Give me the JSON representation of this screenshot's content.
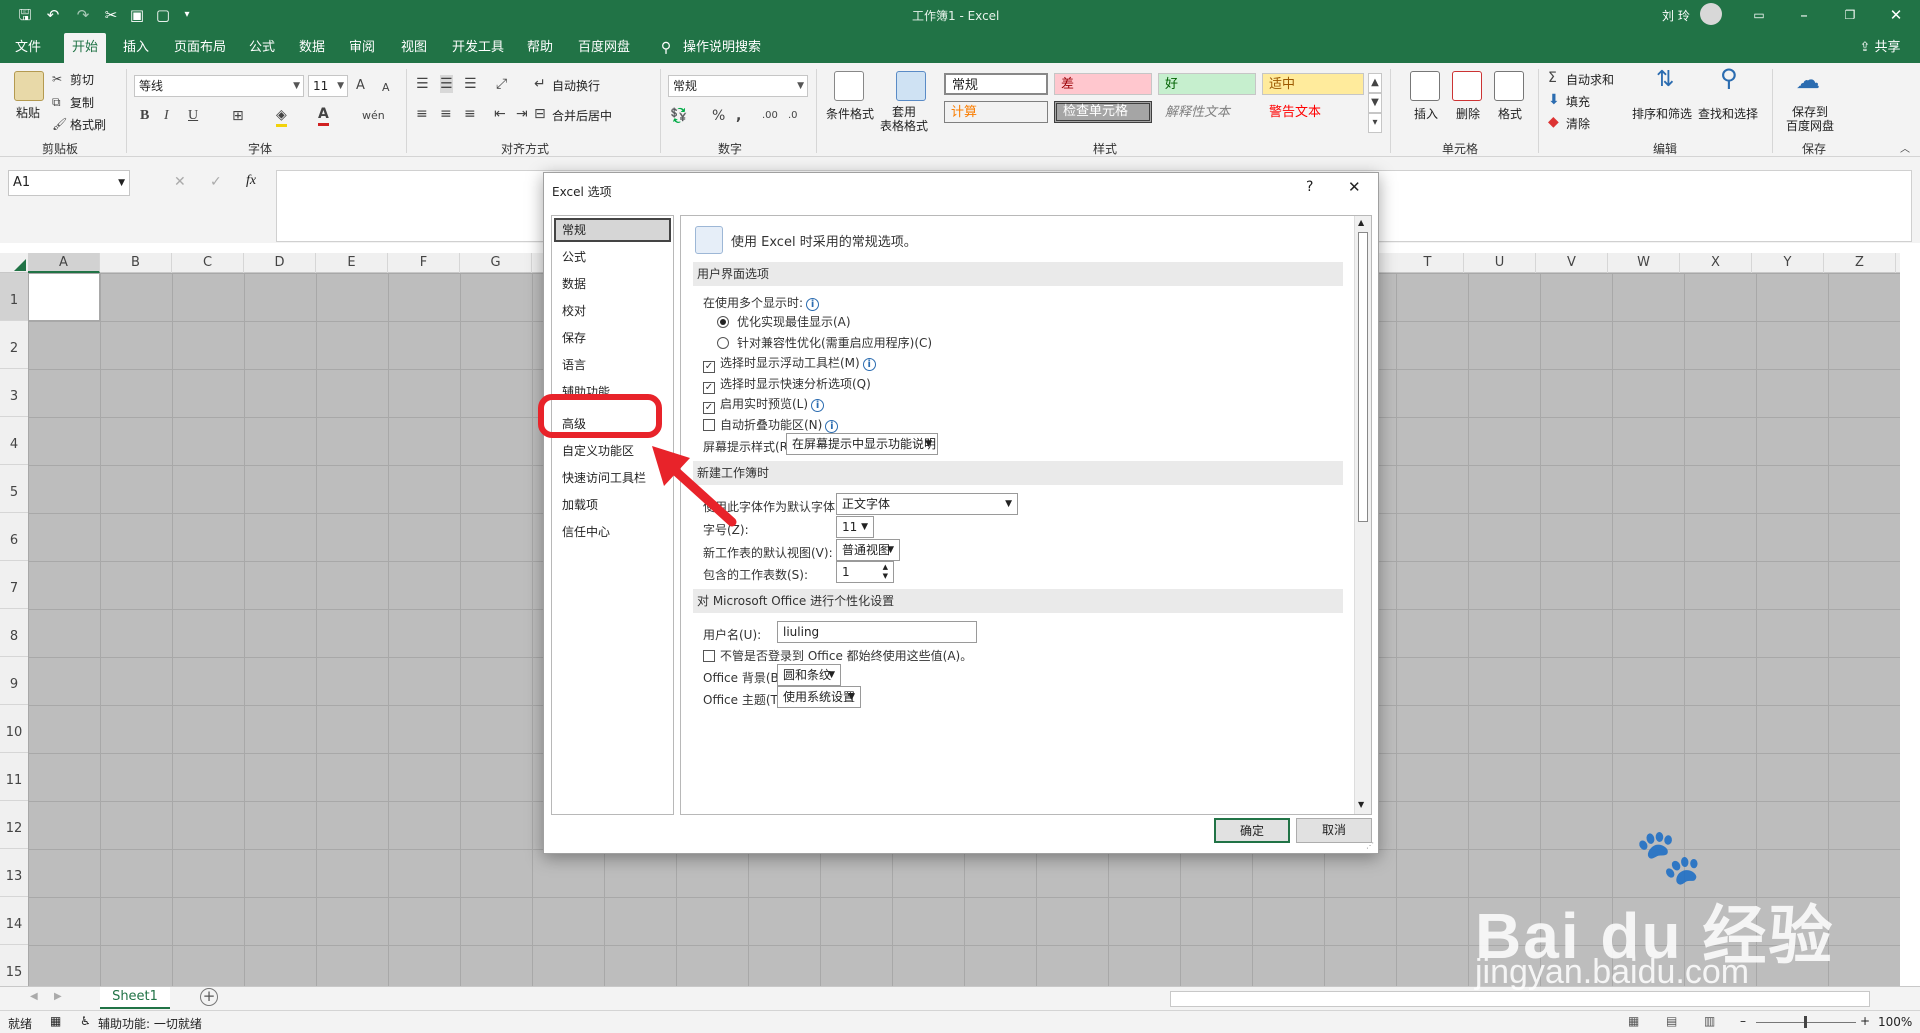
{
  "app": {
    "title": "工作簿1 - Excel",
    "user": "刘 玲",
    "share": "共享"
  },
  "tabs": [
    "文件",
    "开始",
    "插入",
    "页面布局",
    "公式",
    "数据",
    "审阅",
    "视图",
    "开发工具",
    "帮助",
    "百度网盘",
    "操作说明搜索"
  ],
  "ribbon": {
    "clipboard": {
      "paste": "粘贴",
      "cut": "剪切",
      "copy": "复制",
      "format_painter": "格式刷",
      "label": "剪贴板"
    },
    "font": {
      "name": "等线",
      "size": "11",
      "label": "字体",
      "bold": "B",
      "italic": "I",
      "underline": "U",
      "grow": "A",
      "shrink": "A",
      "color_a": "A",
      "pinyin": "wén"
    },
    "alignment": {
      "wrap": "自动换行",
      "merge": "合并后居中",
      "label": "对齐方式"
    },
    "number": {
      "format": "常规",
      "label": "数字",
      "percent": "%",
      "comma": ","
    },
    "styles": {
      "cond": "条件格式",
      "table": "套用\n表格格式",
      "label": "样式",
      "cells": [
        "常规",
        "差",
        "好",
        "适中",
        "计算",
        "检查单元格",
        "解释性文本",
        "警告文本"
      ]
    },
    "cells_group": {
      "insert": "插入",
      "delete": "删除",
      "format": "格式",
      "label": "单元格"
    },
    "editing": {
      "autosum": "自动求和",
      "fill": "填充",
      "clear": "清除",
      "sort": "排序和筛选",
      "find": "查找和选择",
      "label": "编辑"
    },
    "save": {
      "btn": "保存到\n百度网盘",
      "label": "保存"
    }
  },
  "formula": {
    "namebox": "A1",
    "fx": "fx"
  },
  "columns": [
    "A",
    "B",
    "C",
    "D",
    "E",
    "F",
    "G",
    "T",
    "U",
    "V",
    "W",
    "X",
    "Y",
    "Z"
  ],
  "rows": [
    "1",
    "2",
    "3",
    "4",
    "5",
    "6",
    "7",
    "8",
    "9",
    "10",
    "11",
    "12",
    "13",
    "14",
    "15"
  ],
  "dialog": {
    "title": "Excel 选项",
    "help": "?",
    "close": "✕",
    "nav": [
      "常规",
      "公式",
      "数据",
      "校对",
      "保存",
      "语言",
      "辅助功能",
      "高级",
      "自定义功能区",
      "快速访问工具栏",
      "加载项",
      "信任中心"
    ],
    "intro": "使用 Excel 时采用的常规选项。",
    "sec_ui": "用户界面选项",
    "multi_display": "在使用多个显示时:",
    "radio1": "优化实现最佳显示(A)",
    "radio2": "针对兼容性优化(需重启应用程序)(C)",
    "cb1": "选择时显示浮动工具栏(M)",
    "cb2": "选择时显示快速分析选项(Q)",
    "cb3": "启用实时预览(L)",
    "cb4": "自动折叠功能区(N)",
    "tip_label": "屏幕提示样式(R):",
    "tip_value": "在屏幕提示中显示功能说明",
    "sec_new": "新建工作簿时",
    "font_label": "使用此字体作为默认字体(N):",
    "font_value": "正文字体",
    "size_label": "字号(Z):",
    "size_value": "11",
    "view_label": "新工作表的默认视图(V):",
    "view_value": "普通视图",
    "count_label": "包含的工作表数(S):",
    "count_value": "1",
    "sec_personal": "对 Microsoft Office 进行个性化设置",
    "user_label": "用户名(U):",
    "user_value": "liuling",
    "always_cb": "不管是否登录到 Office 都始终使用这些值(A)。",
    "bg_label": "Office 背景(B):",
    "bg_value": "圆和条纹",
    "theme_label": "Office 主题(T):",
    "theme_value": "使用系统设置",
    "ok": "确定",
    "cancel": "取消"
  },
  "sheet": {
    "tab": "Sheet1"
  },
  "status": {
    "ready": "就绪",
    "accessibility": "辅助功能: 一切就绪",
    "zoom": "100%"
  },
  "watermark": {
    "brand": "Bai du 经验",
    "url": "jingyan.baidu.com"
  },
  "colors": {
    "excel_green": "#217346",
    "highlight": "#e8232a"
  }
}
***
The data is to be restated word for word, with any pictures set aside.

#### Completed task
Give me the JSON representation of this screenshot's content.
{
  "app": {
    "title": "工作簿1 - Excel",
    "user": "刘 玲",
    "share": "共享"
  },
  "tabs": [
    "文件",
    "开始",
    "插入",
    "页面布局",
    "公式",
    "数据",
    "审阅",
    "视图",
    "开发工具",
    "帮助",
    "百度网盘",
    "操作说明搜索"
  ],
  "ribbon": {
    "clipboard": {
      "paste": "粘贴",
      "cut": "剪切",
      "copy": "复制",
      "format_painter": "格式刷",
      "label": "剪贴板"
    },
    "font": {
      "name": "等线",
      "size": "11",
      "label": "字体",
      "bold": "B",
      "italic": "I",
      "underline": "U",
      "grow": "A",
      "shrink": "A",
      "color_a": "A",
      "pinyin": "wén"
    },
    "alignment": {
      "wrap": "自动换行",
      "merge": "合并后居中",
      "label": "对齐方式"
    },
    "number": {
      "format": "常规",
      "label": "数字",
      "percent": "%",
      "comma": ","
    },
    "styles": {
      "cond": "条件格式",
      "table": "套用\n表格格式",
      "label": "样式",
      "cells": [
        "常规",
        "差",
        "好",
        "适中",
        "计算",
        "检查单元格",
        "解释性文本",
        "警告文本"
      ]
    },
    "cells_group": {
      "insert": "插入",
      "delete": "删除",
      "format": "格式",
      "label": "单元格"
    },
    "editing": {
      "autosum": "自动求和",
      "fill": "填充",
      "clear": "清除",
      "sort": "排序和筛选",
      "find": "查找和选择",
      "label": "编辑"
    },
    "save": {
      "btn": "保存到\n百度网盘",
      "label": "保存"
    }
  },
  "formula": {
    "namebox": "A1",
    "fx": "fx"
  },
  "columns": [
    "A",
    "B",
    "C",
    "D",
    "E",
    "F",
    "G",
    "T",
    "U",
    "V",
    "W",
    "X",
    "Y",
    "Z"
  ],
  "rows": [
    "1",
    "2",
    "3",
    "4",
    "5",
    "6",
    "7",
    "8",
    "9",
    "10",
    "11",
    "12",
    "13",
    "14",
    "15"
  ],
  "dialog": {
    "title": "Excel 选项",
    "help": "?",
    "close": "✕",
    "nav": [
      "常规",
      "公式",
      "数据",
      "校对",
      "保存",
      "语言",
      "辅助功能",
      "高级",
      "自定义功能区",
      "快速访问工具栏",
      "加载项",
      "信任中心"
    ],
    "intro": "使用 Excel 时采用的常规选项。",
    "sec_ui": "用户界面选项",
    "multi_display": "在使用多个显示时:",
    "radio1": "优化实现最佳显示(A)",
    "radio2": "针对兼容性优化(需重启应用程序)(C)",
    "cb1": "选择时显示浮动工具栏(M)",
    "cb2": "选择时显示快速分析选项(Q)",
    "cb3": "启用实时预览(L)",
    "cb4": "自动折叠功能区(N)",
    "tip_label": "屏幕提示样式(R):",
    "tip_value": "在屏幕提示中显示功能说明",
    "sec_new": "新建工作簿时",
    "font_label": "使用此字体作为默认字体(N):",
    "font_value": "正文字体",
    "size_label": "字号(Z):",
    "size_value": "11",
    "view_label": "新工作表的默认视图(V):",
    "view_value": "普通视图",
    "count_label": "包含的工作表数(S):",
    "count_value": "1",
    "sec_personal": "对 Microsoft Office 进行个性化设置",
    "user_label": "用户名(U):",
    "user_value": "liuling",
    "always_cb": "不管是否登录到 Office 都始终使用这些值(A)。",
    "bg_label": "Office 背景(B):",
    "bg_value": "圆和条纹",
    "theme_label": "Office 主题(T):",
    "theme_value": "使用系统设置",
    "ok": "确定",
    "cancel": "取消"
  },
  "sheet": {
    "tab": "Sheet1"
  },
  "status": {
    "ready": "就绪",
    "accessibility": "辅助功能: 一切就绪",
    "zoom": "100%"
  },
  "watermark": {
    "brand": "Bai du 经验",
    "url": "jingyan.baidu.com"
  },
  "colors": {
    "excel_green": "#217346",
    "highlight": "#e8232a"
  }
}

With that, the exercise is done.